Copy all the lines of the data that include the word "checked".

:::

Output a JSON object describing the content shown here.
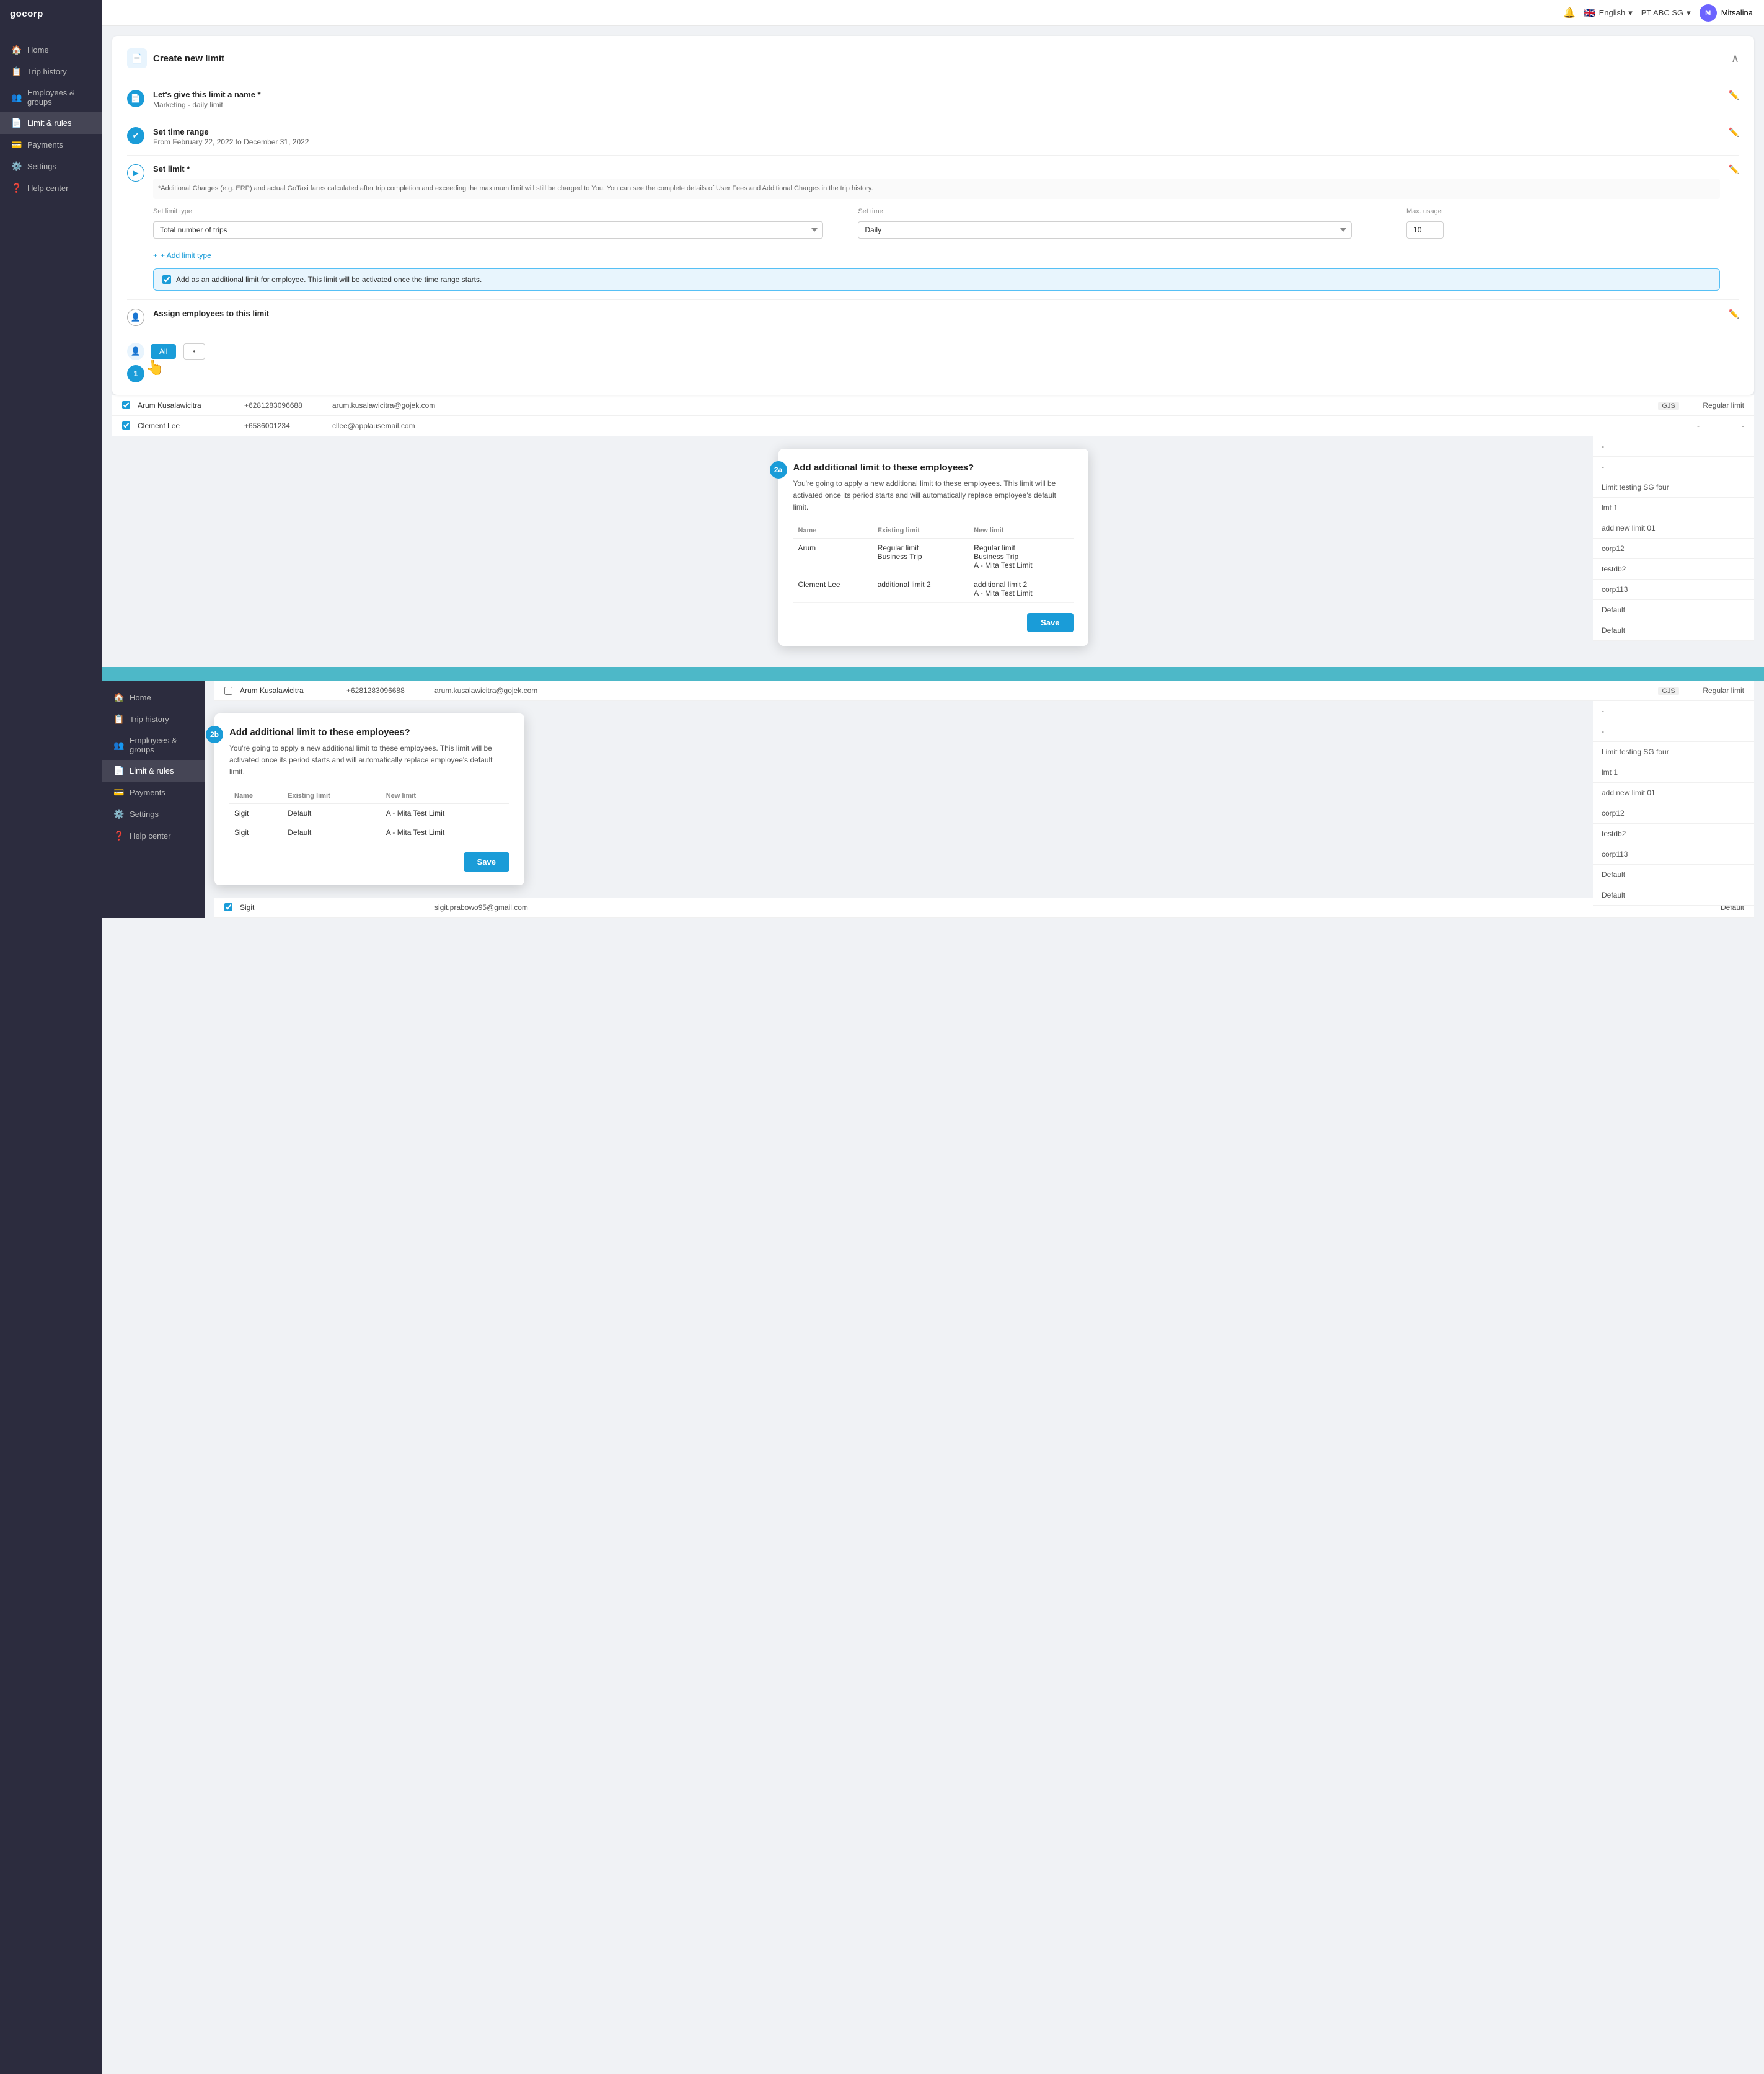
{
  "app": {
    "logo": "gocorp",
    "lang": "English",
    "company": "PT ABC SG",
    "user": "Mitsalina",
    "user_initials": "M"
  },
  "sidebar": {
    "items": [
      {
        "label": "Home",
        "icon": "🏠",
        "active": false
      },
      {
        "label": "Trip history",
        "icon": "📋",
        "active": false
      },
      {
        "label": "Employees & groups",
        "icon": "👥",
        "active": false
      },
      {
        "label": "Limit & rules",
        "icon": "📄",
        "active": true
      },
      {
        "label": "Payments",
        "icon": "💳",
        "active": false
      },
      {
        "label": "Settings",
        "icon": "⚙️",
        "active": false
      },
      {
        "label": "Help center",
        "icon": "❓",
        "active": false
      }
    ]
  },
  "section1": {
    "title": "Create new limit",
    "step_name": {
      "label": "Let's give this limit a name",
      "required": true,
      "value": "Marketing - daily limit"
    },
    "step_time": {
      "label": "Set time range",
      "value": "From February 22, 2022 to December 31, 2022"
    },
    "step_limit": {
      "label": "Set limit",
      "required": true,
      "note": "*Additional Charges (e.g. ERP) and actual GoTaxi fares calculated after trip completion and exceeding the maximum limit will still be charged to You. You can see the complete details of User Fees and Additional Charges in the trip history.",
      "limit_type_label": "Set limit type",
      "limit_type_value": "Total number of trips",
      "set_time_label": "Set time",
      "set_time_value": "Daily",
      "max_usage_label": "Max. usage",
      "max_usage_value": "10",
      "add_limit_btn": "+ Add limit type",
      "checkbox_label": "Add as an additional limit for employee. This limit will be activated once the time range starts."
    },
    "step_employee": {
      "label": "Assign employees to this limit"
    },
    "step1_badge": "1"
  },
  "bg_rows_1": [
    {
      "checked": true,
      "name": "Arum Kusalawicitra",
      "phone": "+6281283096688",
      "email": "arum.kusalawicitra@gojek.com",
      "tag": "GJS",
      "limit": "Regular limit"
    },
    {
      "checked": true,
      "name": "Clement Lee",
      "phone": "+6586001234",
      "email": "cllee@applausemail.com",
      "tag": "-",
      "limit": "-"
    }
  ],
  "bg_rows_right_1": [
    {
      "limit": "Regular limit"
    },
    {
      "limit": "-"
    },
    {
      "limit": "Limit testing SG four"
    },
    {
      "limit": "lmt 1"
    },
    {
      "limit": "add new limit 01"
    },
    {
      "limit": "corp12"
    },
    {
      "limit": "testdb2"
    },
    {
      "limit": "corp113"
    },
    {
      "limit": "Default"
    },
    {
      "limit": "Default"
    }
  ],
  "dialog_2a": {
    "badge": "2a",
    "title": "Add additional limit to these employees?",
    "description": "You're going to apply a new additional limit to these employees. This limit will be activated once its period starts and will automatically replace employee's default limit.",
    "col_name": "Name",
    "col_existing": "Existing limit",
    "col_new": "New limit",
    "rows": [
      {
        "name": "Arum",
        "existing": "Regular limit\nBusiness Trip",
        "existing_lines": [
          "Regular limit",
          "Business Trip"
        ],
        "new_lines": [
          "Regular limit",
          "Business Trip",
          "A - Mita Test Limit"
        ]
      },
      {
        "name": "Clement Lee",
        "existing_lines": [
          "additional limit 2"
        ],
        "new_lines": [
          "additional limit 2",
          "A - Mita Test Limit"
        ]
      }
    ],
    "save_btn": "Save"
  },
  "section2": {
    "sidebar_items": [
      {
        "label": "Home",
        "icon": "🏠"
      },
      {
        "label": "Trip history",
        "icon": "📋"
      },
      {
        "label": "Employees & groups",
        "icon": "👥"
      },
      {
        "label": "Limit & rules",
        "icon": "📄",
        "active": true
      },
      {
        "label": "Payments",
        "icon": "💳"
      },
      {
        "label": "Settings",
        "icon": "⚙️"
      },
      {
        "label": "Help center",
        "icon": "❓"
      }
    ]
  },
  "bg_rows_2": [
    {
      "checked": false,
      "name": "Arum Kusalawicitra",
      "phone": "+6281283096688",
      "email": "arum.kusalawicitra@gojek.com",
      "tag": "GJS",
      "limit": "Regular limit"
    }
  ],
  "bg_rows_right_2": [
    {
      "limit": "-"
    },
    {
      "limit": "-"
    },
    {
      "limit": "Limit testing SG four"
    },
    {
      "limit": "lmt 1"
    },
    {
      "limit": "add new limit 01"
    },
    {
      "limit": "corp12"
    },
    {
      "limit": "testdb2"
    },
    {
      "limit": "corp113"
    },
    {
      "limit": "Default"
    },
    {
      "limit": "Default"
    }
  ],
  "dialog_2b": {
    "badge": "2b",
    "title": "Add additional limit to these employees?",
    "description": "You're going to apply a new additional limit to these employees. This limit will be activated once its period starts and will automatically replace employee's default limit.",
    "col_name": "Name",
    "col_existing": "Existing limit",
    "col_new": "New limit",
    "rows": [
      {
        "name": "Sigit",
        "existing_lines": [
          "Default"
        ],
        "new_lines": [
          "A - Mita Test Limit"
        ]
      },
      {
        "name": "Sigit",
        "existing_lines": [
          "Default"
        ],
        "new_lines": [
          "A - Mita Test Limit"
        ]
      }
    ],
    "save_btn": "Save"
  },
  "last_row": {
    "checked": true,
    "name": "Sigit",
    "email": "sigit.prabowo95@gmail.com",
    "limit": "Default"
  }
}
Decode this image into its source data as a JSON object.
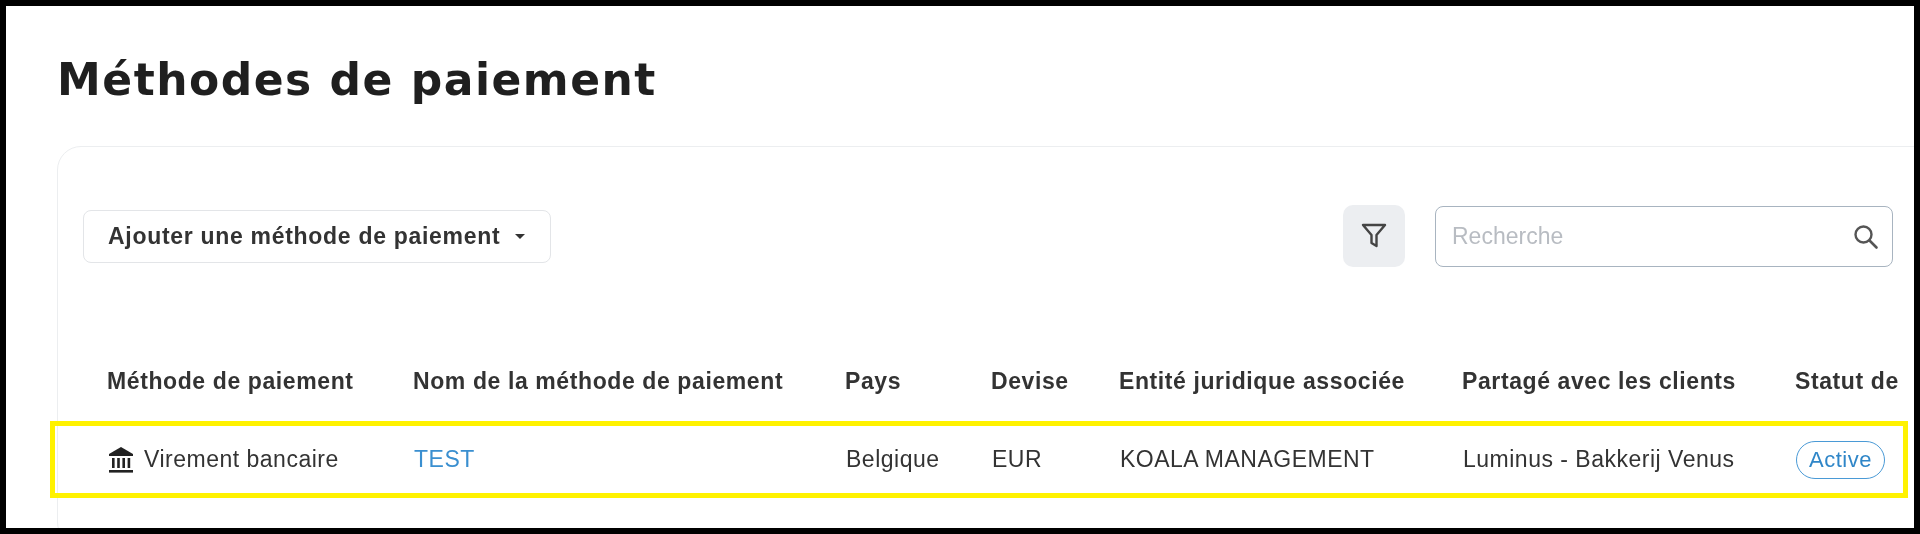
{
  "page": {
    "title": "Méthodes de paiement"
  },
  "toolbar": {
    "add_button": "Ajouter une méthode de paiement",
    "search": {
      "placeholder": "Recherche"
    }
  },
  "table": {
    "columns": [
      "Méthode de paiement",
      "Nom de la méthode de paiement",
      "Pays",
      "Devise",
      "Entité juridique associée",
      "Partagé avec les clients",
      "Statut de"
    ],
    "rows": [
      {
        "highlighted": true,
        "method": "Virement bancaire",
        "name": "TEST",
        "country": "Belgique",
        "currency": "EUR",
        "entity": "KOALA MANAGEMENT",
        "shared_with": "Luminus - Bakkerij Venus",
        "status": "Active"
      }
    ]
  }
}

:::

EXERCISE OUTPUT =>
      "checked": true,
      "checked": true,
      "checked": false,
    "checked": true,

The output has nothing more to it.